Shirky shows how Facebook, Twitter and TXTs help citizens in repressive regimes to report on real news, bypassing censors (however briefly). The end of top-down control of news is changing the nature of politics. He argues that the history of the modern world could be rendered as the history of ways of arguing, where changes in media change what sort of arguments are possible -- with deep social and political implications.

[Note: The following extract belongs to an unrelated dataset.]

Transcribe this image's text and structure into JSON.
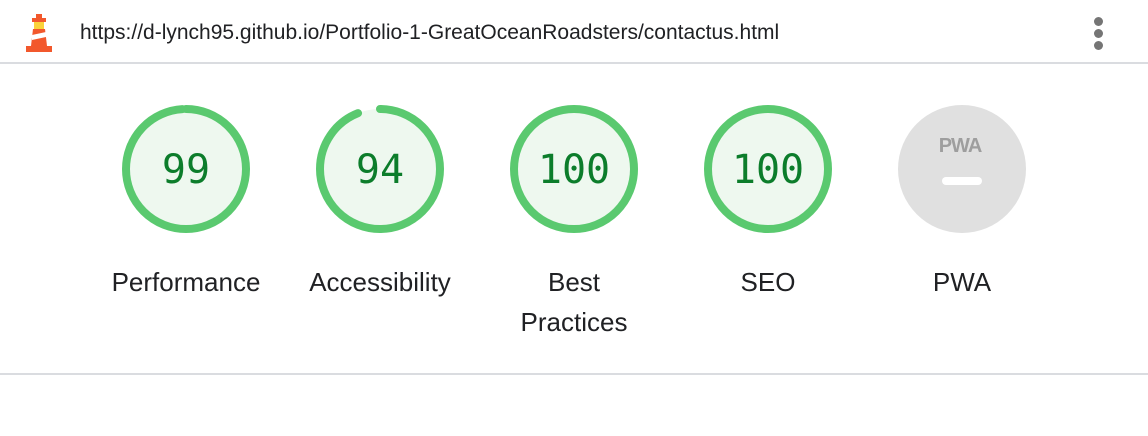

Shirky's work focuses on the rising usefulness of networks -- using decentralized technologies such as peer-to-peer sharing, wireless, software for social creation, and open-source development. New technologies are enabling new kinds of cooperative structures to flourish as a way of getting things done in business, science, the arts and elsewhere, as an alternative to centralized and institutional structures, which he sees as self-limiting. In his writings and speeches he has argued that "a group is its own worst enemy."

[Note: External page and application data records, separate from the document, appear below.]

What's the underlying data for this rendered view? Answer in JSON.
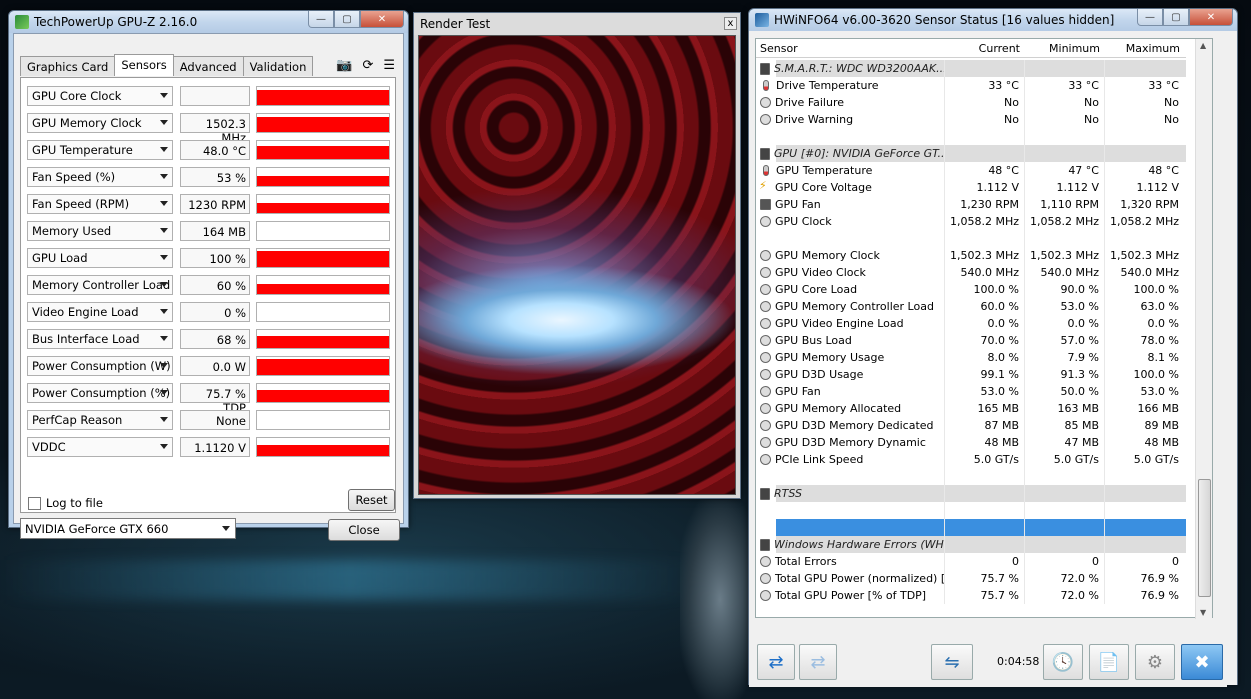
{
  "gpuz": {
    "title": "TechPowerUp GPU-Z 2.16.0",
    "tabs": [
      "Graphics Card",
      "Sensors",
      "Advanced",
      "Validation"
    ],
    "sensors": [
      {
        "name": "GPU Core Clock",
        "value": "",
        "level": 0.85
      },
      {
        "name": "GPU Memory Clock",
        "value": "1502.3 MHz",
        "level": 0.85
      },
      {
        "name": "GPU Temperature",
        "value": "48.0 °C",
        "level": 0.75
      },
      {
        "name": "Fan Speed (%)",
        "value": "53 %",
        "level": 0.55
      },
      {
        "name": "Fan Speed (RPM)",
        "value": "1230 RPM",
        "level": 0.55
      },
      {
        "name": "Memory Used",
        "value": "164 MB",
        "level": 0.0
      },
      {
        "name": "GPU Load",
        "value": "100 %",
        "level": 0.9
      },
      {
        "name": "Memory Controller Load",
        "value": "60 %",
        "level": 0.55
      },
      {
        "name": "Video Engine Load",
        "value": "0 %",
        "level": 0.0
      },
      {
        "name": "Bus Interface Load",
        "value": "68 %",
        "level": 0.65
      },
      {
        "name": "Power Consumption (W)",
        "value": "0.0 W",
        "level": 0.9
      },
      {
        "name": "Power Consumption (%)",
        "value": "75.7 % TDP",
        "level": 0.65
      },
      {
        "name": "PerfCap Reason",
        "value": "None",
        "level": 0.0
      },
      {
        "name": "VDDC",
        "value": "1.1120 V",
        "level": 0.6
      }
    ],
    "log_to_file": "Log to file",
    "reset": "Reset",
    "gpu_select": "NVIDIA GeForce GTX 660",
    "close": "Close"
  },
  "render": {
    "title": "Render Test",
    "close": "x"
  },
  "hwinfo": {
    "title": "HWiNFO64 v6.00-3620 Sensor Status [16 values hidden]",
    "columns": [
      "Sensor",
      "Current",
      "Minimum",
      "Maximum"
    ],
    "rows": [
      {
        "type": "group",
        "icon": "chip",
        "label": "S.M.A.R.T.: WDC WD3200AAK..."
      },
      {
        "icon": "therm",
        "label": "Drive Temperature",
        "cur": "33 °C",
        "min": "33 °C",
        "max": "33 °C"
      },
      {
        "icon": "circle",
        "label": "Drive Failure",
        "cur": "No",
        "min": "No",
        "max": "No"
      },
      {
        "icon": "circle",
        "label": "Drive Warning",
        "cur": "No",
        "min": "No",
        "max": "No"
      },
      {
        "type": "blank"
      },
      {
        "type": "group",
        "icon": "chip",
        "label": "GPU [#0]: NVIDIA GeForce GT..."
      },
      {
        "icon": "therm",
        "label": "GPU Temperature",
        "cur": "48 °C",
        "min": "47 °C",
        "max": "48 °C"
      },
      {
        "icon": "bolt",
        "label": "GPU Core Voltage",
        "cur": "1.112 V",
        "min": "1.112 V",
        "max": "1.112 V"
      },
      {
        "icon": "fan",
        "label": "GPU Fan",
        "cur": "1,230 RPM",
        "min": "1,110 RPM",
        "max": "1,320 RPM"
      },
      {
        "icon": "circle",
        "label": "GPU Clock",
        "cur": "1,058.2 MHz",
        "min": "1,058.2 MHz",
        "max": "1,058.2 MHz"
      },
      {
        "type": "blank"
      },
      {
        "icon": "circle",
        "label": "GPU Memory Clock",
        "cur": "1,502.3 MHz",
        "min": "1,502.3 MHz",
        "max": "1,502.3 MHz"
      },
      {
        "icon": "circle",
        "label": "GPU Video Clock",
        "cur": "540.0 MHz",
        "min": "540.0 MHz",
        "max": "540.0 MHz"
      },
      {
        "icon": "circle",
        "label": "GPU Core Load",
        "cur": "100.0 %",
        "min": "90.0 %",
        "max": "100.0 %"
      },
      {
        "icon": "circle",
        "label": "GPU Memory Controller Load",
        "cur": "60.0 %",
        "min": "53.0 %",
        "max": "63.0 %"
      },
      {
        "icon": "circle",
        "label": "GPU Video Engine Load",
        "cur": "0.0 %",
        "min": "0.0 %",
        "max": "0.0 %"
      },
      {
        "icon": "circle",
        "label": "GPU Bus Load",
        "cur": "70.0 %",
        "min": "57.0 %",
        "max": "78.0 %"
      },
      {
        "icon": "circle",
        "label": "GPU Memory Usage",
        "cur": "8.0 %",
        "min": "7.9 %",
        "max": "8.1 %"
      },
      {
        "icon": "circle",
        "label": "GPU D3D Usage",
        "cur": "99.1 %",
        "min": "91.3 %",
        "max": "100.0 %"
      },
      {
        "icon": "circle",
        "label": "GPU Fan",
        "cur": "53.0 %",
        "min": "50.0 %",
        "max": "53.0 %"
      },
      {
        "icon": "circle",
        "label": "GPU Memory Allocated",
        "cur": "165 MB",
        "min": "163 MB",
        "max": "166 MB"
      },
      {
        "icon": "circle",
        "label": "GPU D3D Memory Dedicated",
        "cur": "87 MB",
        "min": "85 MB",
        "max": "89 MB"
      },
      {
        "icon": "circle",
        "label": "GPU D3D Memory Dynamic",
        "cur": "48 MB",
        "min": "47 MB",
        "max": "48 MB"
      },
      {
        "icon": "circle",
        "label": "PCIe Link Speed",
        "cur": "5.0 GT/s",
        "min": "5.0 GT/s",
        "max": "5.0 GT/s"
      },
      {
        "type": "blank"
      },
      {
        "type": "group",
        "icon": "chip",
        "label": "RTSS"
      },
      {
        "type": "blank"
      },
      {
        "type": "sel"
      },
      {
        "type": "group",
        "icon": "chip",
        "label": "Windows Hardware Errors (WH..."
      },
      {
        "icon": "circle",
        "label": "Total Errors",
        "cur": "0",
        "min": "0",
        "max": "0"
      },
      {
        "icon": "circle",
        "label": "Total GPU Power (normalized) [...",
        "cur": "75.7 %",
        "min": "72.0 %",
        "max": "76.9 %"
      },
      {
        "icon": "circle",
        "label": "Total GPU Power [% of TDP]",
        "cur": "75.7 %",
        "min": "72.0 %",
        "max": "76.9 %"
      }
    ],
    "timer": "0:04:58"
  }
}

Shirky is an adjunct professor in New York Universityʼs graduate Interactive Telecommunications Program, where he teaches a course named “Social Weather.” Heʼs the author of several books. This spring at the TED headquarters in New York, he gave an impassioned talk against SOPA/PIPA that saw 1 million views in 48 hours.
Source: Shirky, C. (Jun. 2009). How social media can make history. TED Conferences, LLC. Retrieved from http://www.ted.com/talks/clay_shirky_how_cellphones_twitter_facebook_can_make_history.html